There's been some disquiet lately about the state of US-EU relations with Obama cancelling his participation at an upcoming EU-US summit. Still, the US ambassador to the EU says the relationship between the two is fine.
Ambassador Kennard says EU-US relations are on the right track
William E. Kennard is the US ambassador to the European Union
Deutsche Welle: In what way has the implementation of the Lisbon Treaty changed the US view toward Europe?
I think at the highest levels of our government the people who focus on this relationship, we're encouraged. We supported Lisbon because we want Europe to be more externally focused, particularly in foreign policy, and more decisive. We have interacted with the new leaders of Europe post-Lisbon like Mr. Van Rompuy and Mrs. Ashton and we're very encouraged by the early signs of European integration post-Lisbon.
So is Europe now speaking with one voice?
We never really expected Europe to be able to speak with one voice. Just as you wouldn't expect the United States to speak with one voice. We have three branches of government, they have different points of view…
But you have one president…
We do have one president, but as you well know, our one president often has to work with members of Congress. So it is an oversimplification to suggest that any government should only and always speak with just one voice.
What we see Lisbon as representing is yet another stage in the evolution of European integration. We think it's a positive step. We know it will take time to implement. And these implementations are sometimes frustrating because they are confusing, and you don't really know exactly how they are going to play out but overall we're quite encouraged.
Vice President Joe Biden was in Brussels this week, visiting and addressing the European Parliament, is this an indication that the United States is returning its focus toward Europe?
I don't think the focus ever left Europe. If you look at the broad range of issues that are important to the Obama administration, we are in partnership with Europe in virtually all of them whether it's Iraq, Iran, Afghanistan, fighting terrorism around the world, fighting the ravages of climate change. There has been consistent engagement with Europe on these issues. So I strongly reject the notion that we have turned away or lost our focus. If anything, our focus has intensified.
The US and the EU agree on most of the key issues, says Kennard
You said that there is consistent engagement, but still there are differences, notably on climate change. What needs to happen in the months leading to the summit in Cancun at the end of this year to bridge this gap, for Europe and the United States to head in one direction?
Well, again, I don't agree with the premise that we differ with Europe on climate change. We fundamentally share the same views that climate change is an existential threat to the planet and we have to deal with it. The devil is in the details. How quickly can we get there?
On our side, it's important for us to get legislation through Congress for us to be able to deal with a large piece of the solution to climate change which is emissions caps.
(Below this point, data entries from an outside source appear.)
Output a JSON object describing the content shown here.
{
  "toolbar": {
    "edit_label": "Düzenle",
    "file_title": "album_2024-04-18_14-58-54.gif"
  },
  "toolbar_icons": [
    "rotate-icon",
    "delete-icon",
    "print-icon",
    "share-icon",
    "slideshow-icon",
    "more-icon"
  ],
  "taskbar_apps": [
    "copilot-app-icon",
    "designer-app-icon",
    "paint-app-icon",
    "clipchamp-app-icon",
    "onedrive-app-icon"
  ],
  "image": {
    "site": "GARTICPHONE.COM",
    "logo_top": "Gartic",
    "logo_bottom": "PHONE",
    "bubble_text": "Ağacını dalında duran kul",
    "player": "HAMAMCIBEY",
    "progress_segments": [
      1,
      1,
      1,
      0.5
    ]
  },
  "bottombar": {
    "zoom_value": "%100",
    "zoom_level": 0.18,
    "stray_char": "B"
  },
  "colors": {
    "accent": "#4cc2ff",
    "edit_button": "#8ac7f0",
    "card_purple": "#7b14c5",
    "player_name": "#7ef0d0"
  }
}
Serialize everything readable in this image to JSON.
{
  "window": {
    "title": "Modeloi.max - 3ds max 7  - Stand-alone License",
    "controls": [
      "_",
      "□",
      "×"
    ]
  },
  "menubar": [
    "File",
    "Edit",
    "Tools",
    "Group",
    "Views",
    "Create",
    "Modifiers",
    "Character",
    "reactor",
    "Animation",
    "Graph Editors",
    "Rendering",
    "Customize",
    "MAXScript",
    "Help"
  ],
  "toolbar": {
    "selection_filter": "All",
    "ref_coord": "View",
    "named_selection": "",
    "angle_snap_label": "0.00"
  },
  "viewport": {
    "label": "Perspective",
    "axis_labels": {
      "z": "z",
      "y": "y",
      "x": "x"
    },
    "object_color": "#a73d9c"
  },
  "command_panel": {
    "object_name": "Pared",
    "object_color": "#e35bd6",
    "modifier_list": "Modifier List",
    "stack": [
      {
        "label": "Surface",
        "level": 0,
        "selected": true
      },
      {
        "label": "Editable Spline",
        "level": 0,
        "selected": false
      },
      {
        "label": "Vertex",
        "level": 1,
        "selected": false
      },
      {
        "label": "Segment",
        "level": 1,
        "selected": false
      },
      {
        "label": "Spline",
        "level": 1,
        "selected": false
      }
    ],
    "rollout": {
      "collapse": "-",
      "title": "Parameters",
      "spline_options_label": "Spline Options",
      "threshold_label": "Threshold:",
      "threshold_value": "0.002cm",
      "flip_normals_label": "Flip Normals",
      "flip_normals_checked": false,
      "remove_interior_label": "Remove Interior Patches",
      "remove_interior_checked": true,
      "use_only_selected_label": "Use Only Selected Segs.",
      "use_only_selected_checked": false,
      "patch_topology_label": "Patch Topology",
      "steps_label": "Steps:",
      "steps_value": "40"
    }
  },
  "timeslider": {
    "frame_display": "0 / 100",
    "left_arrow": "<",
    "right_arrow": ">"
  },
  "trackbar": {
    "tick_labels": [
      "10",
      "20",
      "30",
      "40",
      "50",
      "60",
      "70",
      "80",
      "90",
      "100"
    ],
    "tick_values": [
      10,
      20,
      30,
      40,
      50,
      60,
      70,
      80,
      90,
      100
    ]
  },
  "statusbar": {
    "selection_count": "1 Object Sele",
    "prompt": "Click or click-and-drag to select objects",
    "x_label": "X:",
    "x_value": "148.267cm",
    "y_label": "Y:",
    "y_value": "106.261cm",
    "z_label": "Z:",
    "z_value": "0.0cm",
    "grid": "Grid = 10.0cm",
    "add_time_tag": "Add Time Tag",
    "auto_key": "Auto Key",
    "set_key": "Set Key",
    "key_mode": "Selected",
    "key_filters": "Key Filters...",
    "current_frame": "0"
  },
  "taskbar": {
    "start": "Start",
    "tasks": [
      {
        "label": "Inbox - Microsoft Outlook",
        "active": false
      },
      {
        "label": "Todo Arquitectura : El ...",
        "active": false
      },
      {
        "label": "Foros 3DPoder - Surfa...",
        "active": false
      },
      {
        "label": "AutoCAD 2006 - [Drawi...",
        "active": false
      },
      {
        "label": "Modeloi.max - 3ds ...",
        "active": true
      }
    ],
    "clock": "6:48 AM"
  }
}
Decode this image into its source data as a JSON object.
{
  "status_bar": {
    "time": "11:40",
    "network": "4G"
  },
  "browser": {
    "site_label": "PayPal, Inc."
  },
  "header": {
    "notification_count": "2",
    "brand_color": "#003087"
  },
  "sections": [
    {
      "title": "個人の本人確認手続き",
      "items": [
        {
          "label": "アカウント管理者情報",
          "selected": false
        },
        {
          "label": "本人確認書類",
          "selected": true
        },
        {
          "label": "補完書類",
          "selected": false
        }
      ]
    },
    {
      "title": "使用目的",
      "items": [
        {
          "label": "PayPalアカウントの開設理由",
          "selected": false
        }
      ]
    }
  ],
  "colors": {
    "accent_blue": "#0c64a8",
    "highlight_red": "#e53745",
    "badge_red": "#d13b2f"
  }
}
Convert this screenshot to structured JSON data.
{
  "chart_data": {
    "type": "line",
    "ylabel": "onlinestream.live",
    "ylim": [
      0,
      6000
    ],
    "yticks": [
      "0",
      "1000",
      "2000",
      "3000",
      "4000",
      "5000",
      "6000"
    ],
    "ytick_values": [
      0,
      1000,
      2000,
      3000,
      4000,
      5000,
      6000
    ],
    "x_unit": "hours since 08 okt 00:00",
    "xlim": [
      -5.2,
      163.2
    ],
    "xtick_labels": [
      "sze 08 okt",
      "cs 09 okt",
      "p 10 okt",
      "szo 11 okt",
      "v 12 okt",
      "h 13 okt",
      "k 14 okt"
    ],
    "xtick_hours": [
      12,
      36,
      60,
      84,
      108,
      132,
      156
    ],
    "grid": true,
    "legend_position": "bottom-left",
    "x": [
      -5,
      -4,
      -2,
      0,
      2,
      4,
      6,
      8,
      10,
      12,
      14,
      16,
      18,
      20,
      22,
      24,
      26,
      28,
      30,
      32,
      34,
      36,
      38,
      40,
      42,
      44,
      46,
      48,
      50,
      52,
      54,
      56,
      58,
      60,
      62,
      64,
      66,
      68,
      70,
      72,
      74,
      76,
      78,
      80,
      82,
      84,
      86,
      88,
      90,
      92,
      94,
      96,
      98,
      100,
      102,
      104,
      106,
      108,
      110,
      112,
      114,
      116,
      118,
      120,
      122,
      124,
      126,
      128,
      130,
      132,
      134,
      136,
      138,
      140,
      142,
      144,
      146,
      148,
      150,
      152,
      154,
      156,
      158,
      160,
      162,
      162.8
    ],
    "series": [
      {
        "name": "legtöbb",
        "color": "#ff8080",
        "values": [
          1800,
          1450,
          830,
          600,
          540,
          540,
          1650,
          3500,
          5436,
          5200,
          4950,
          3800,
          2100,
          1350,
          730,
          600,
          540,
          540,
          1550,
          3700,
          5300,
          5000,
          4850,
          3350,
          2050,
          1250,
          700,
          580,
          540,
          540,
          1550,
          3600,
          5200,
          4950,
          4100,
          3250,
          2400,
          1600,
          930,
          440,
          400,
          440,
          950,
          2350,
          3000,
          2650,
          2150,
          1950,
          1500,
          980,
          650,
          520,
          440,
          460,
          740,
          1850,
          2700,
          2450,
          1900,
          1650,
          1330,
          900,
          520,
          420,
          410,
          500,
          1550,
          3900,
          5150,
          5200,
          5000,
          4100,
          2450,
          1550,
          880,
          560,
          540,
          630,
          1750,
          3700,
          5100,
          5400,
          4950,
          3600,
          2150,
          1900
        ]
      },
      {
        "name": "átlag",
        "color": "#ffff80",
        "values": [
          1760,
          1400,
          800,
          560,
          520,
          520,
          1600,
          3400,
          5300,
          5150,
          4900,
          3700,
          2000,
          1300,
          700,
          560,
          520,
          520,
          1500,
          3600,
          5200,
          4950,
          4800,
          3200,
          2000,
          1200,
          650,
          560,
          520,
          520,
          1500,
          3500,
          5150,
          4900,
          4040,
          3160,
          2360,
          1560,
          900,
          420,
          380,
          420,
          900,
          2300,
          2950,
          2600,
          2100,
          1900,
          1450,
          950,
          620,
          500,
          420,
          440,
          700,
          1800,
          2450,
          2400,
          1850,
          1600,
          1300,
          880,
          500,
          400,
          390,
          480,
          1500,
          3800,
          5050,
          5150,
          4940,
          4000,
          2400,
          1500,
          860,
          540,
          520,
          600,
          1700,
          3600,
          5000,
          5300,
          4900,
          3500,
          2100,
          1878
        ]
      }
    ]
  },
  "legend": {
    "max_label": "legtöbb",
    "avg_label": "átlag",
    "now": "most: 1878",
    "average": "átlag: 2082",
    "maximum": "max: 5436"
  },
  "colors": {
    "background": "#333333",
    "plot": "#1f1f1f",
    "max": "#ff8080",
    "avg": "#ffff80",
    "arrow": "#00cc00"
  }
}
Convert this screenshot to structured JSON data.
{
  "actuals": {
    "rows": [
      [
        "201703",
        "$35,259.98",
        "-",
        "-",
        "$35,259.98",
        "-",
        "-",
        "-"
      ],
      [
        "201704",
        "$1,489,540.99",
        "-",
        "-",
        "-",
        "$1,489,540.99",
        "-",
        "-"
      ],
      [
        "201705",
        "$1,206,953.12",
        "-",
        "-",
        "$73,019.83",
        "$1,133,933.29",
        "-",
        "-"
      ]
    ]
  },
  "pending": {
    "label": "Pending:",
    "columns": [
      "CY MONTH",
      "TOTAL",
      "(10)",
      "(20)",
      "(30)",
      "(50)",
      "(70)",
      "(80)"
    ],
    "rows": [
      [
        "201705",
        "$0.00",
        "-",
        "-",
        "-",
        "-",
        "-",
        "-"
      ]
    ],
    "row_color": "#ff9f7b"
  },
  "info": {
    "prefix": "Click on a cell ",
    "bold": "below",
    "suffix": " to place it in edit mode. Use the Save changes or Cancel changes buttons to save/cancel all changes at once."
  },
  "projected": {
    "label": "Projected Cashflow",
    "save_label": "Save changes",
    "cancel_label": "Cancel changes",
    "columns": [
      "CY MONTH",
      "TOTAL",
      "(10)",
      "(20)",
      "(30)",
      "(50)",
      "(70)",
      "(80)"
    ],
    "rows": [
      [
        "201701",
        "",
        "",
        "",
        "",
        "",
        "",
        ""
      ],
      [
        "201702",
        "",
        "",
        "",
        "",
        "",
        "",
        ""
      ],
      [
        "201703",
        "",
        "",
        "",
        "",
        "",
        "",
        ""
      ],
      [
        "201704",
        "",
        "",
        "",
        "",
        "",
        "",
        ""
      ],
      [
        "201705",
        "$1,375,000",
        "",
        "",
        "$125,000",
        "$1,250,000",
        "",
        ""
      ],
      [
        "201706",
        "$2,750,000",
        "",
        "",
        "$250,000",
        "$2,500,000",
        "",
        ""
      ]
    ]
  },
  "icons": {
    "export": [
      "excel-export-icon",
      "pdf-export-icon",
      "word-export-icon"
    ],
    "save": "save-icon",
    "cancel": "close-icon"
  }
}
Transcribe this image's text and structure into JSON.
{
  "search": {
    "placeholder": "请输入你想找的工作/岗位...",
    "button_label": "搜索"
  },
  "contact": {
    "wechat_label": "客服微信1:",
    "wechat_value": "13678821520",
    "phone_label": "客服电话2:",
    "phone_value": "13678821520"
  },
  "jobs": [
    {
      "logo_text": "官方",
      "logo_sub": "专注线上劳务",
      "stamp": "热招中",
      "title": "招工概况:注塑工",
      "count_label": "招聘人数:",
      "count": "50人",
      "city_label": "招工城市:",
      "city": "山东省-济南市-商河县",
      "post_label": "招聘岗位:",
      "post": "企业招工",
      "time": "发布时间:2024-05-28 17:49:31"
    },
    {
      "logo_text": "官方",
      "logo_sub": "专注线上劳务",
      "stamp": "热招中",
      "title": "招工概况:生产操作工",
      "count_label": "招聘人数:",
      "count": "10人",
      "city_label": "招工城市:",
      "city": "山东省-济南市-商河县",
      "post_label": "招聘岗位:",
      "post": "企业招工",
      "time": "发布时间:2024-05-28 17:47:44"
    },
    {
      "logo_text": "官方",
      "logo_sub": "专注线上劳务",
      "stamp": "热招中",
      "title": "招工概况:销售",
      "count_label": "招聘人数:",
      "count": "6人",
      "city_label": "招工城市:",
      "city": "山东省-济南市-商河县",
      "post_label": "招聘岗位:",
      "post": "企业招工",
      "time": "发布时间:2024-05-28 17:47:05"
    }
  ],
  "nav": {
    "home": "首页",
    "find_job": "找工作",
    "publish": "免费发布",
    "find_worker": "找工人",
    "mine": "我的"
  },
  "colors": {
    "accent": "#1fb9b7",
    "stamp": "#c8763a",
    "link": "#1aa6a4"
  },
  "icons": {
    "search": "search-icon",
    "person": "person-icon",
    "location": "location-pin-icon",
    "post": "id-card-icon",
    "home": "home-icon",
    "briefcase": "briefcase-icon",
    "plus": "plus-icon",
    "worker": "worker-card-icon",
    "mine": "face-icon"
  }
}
We're working on that. It's going to take some time. But the fact that we haven't gotten there yet should not be interpreted that we don't have the resolve to work on this issue. Particularly our president. If our president didn't have to pass legislation in this area, climate change would be done, I have no illusions about that at all.
The discussion about stabilizing Europe, especially in light of the problems in Greece, has been dominated by Germany and Chancellor Angela Merkel, so does Germany have a special role in Europe?
Germany is Europe's largest economy and that puts it in a very unique position in Europe. It's a strong economy in an era when other European economies are not as strong, so not only by size but also by circumstance Germany is clearly one of the major powers of Europe, that is unquestionable.
So is the United States dealing with Germany differently than with the other European states?
I don't think so. I think we recognize the importance of Germany and President Obama and Chancellor Merkel have developed a warm personal relationship which is very very helpful. And given the range of issues that we're both dealing with, it's really important that they have developed that personal relationship.
Interview: Christina Bergmann (DW Washington)
Editor: Rob Mudge